TASK TO CARRY OUT
Every line that appears in the listing is to be set down verbatim.
── DATA
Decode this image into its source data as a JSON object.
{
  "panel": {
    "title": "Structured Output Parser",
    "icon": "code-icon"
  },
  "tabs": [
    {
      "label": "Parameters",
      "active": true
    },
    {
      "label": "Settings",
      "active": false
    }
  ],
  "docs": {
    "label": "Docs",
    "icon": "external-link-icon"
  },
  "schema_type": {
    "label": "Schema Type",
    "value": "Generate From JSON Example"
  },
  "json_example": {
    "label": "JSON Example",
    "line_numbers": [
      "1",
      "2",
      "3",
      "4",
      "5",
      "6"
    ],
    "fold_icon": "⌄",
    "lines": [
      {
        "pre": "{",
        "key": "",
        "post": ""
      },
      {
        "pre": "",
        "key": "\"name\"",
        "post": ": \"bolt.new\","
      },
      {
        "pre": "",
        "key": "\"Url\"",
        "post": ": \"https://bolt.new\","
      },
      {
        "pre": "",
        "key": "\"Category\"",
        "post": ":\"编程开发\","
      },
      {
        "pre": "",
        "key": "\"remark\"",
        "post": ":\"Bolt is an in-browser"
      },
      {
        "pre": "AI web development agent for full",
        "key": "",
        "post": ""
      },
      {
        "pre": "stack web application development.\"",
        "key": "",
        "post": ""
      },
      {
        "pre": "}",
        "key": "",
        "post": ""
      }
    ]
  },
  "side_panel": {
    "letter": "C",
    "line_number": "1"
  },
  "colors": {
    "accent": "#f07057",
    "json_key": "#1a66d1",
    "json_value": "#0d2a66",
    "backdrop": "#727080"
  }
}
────
RESPONSE BOX
Decode this image into its source data as a JSON object.
{
  "panel": {
    "title": "Structured Output Parser",
    "icon": "code-icon"
  },
  "tabs": [
    {
      "label": "Parameters",
      "active": true
    },
    {
      "label": "Settings",
      "active": false
    }
  ],
  "docs": {
    "label": "Docs",
    "icon": "external-link-icon"
  },
  "schema_type": {
    "label": "Schema Type",
    "value": "Generate From JSON Example"
  },
  "json_example": {
    "label": "JSON Example",
    "line_numbers": [
      "1",
      "2",
      "3",
      "4",
      "5",
      "6"
    ],
    "fold_icon": "⌄",
    "lines": [
      {
        "pre": "{",
        "key": "",
        "post": ""
      },
      {
        "pre": "",
        "key": "\"name\"",
        "post": ": \"bolt.new\","
      },
      {
        "pre": "",
        "key": "\"Url\"",
        "post": ": \"https://bolt.new\","
      },
      {
        "pre": "",
        "key": "\"Category\"",
        "post": ":\"编程开发\","
      },
      {
        "pre": "",
        "key": "\"remark\"",
        "post": ":\"Bolt is an in-browser"
      },
      {
        "pre": "AI web development agent for full",
        "key": "",
        "post": ""
      },
      {
        "pre": "stack web application development.\"",
        "key": "",
        "post": ""
      },
      {
        "pre": "}",
        "key": "",
        "post": ""
      }
    ]
  },
  "side_panel": {
    "letter": "C",
    "line_number": "1"
  },
  "colors": {
    "accent": "#f07057",
    "json_key": "#1a66d1",
    "json_value": "#0d2a66",
    "backdrop": "#727080"
  }
}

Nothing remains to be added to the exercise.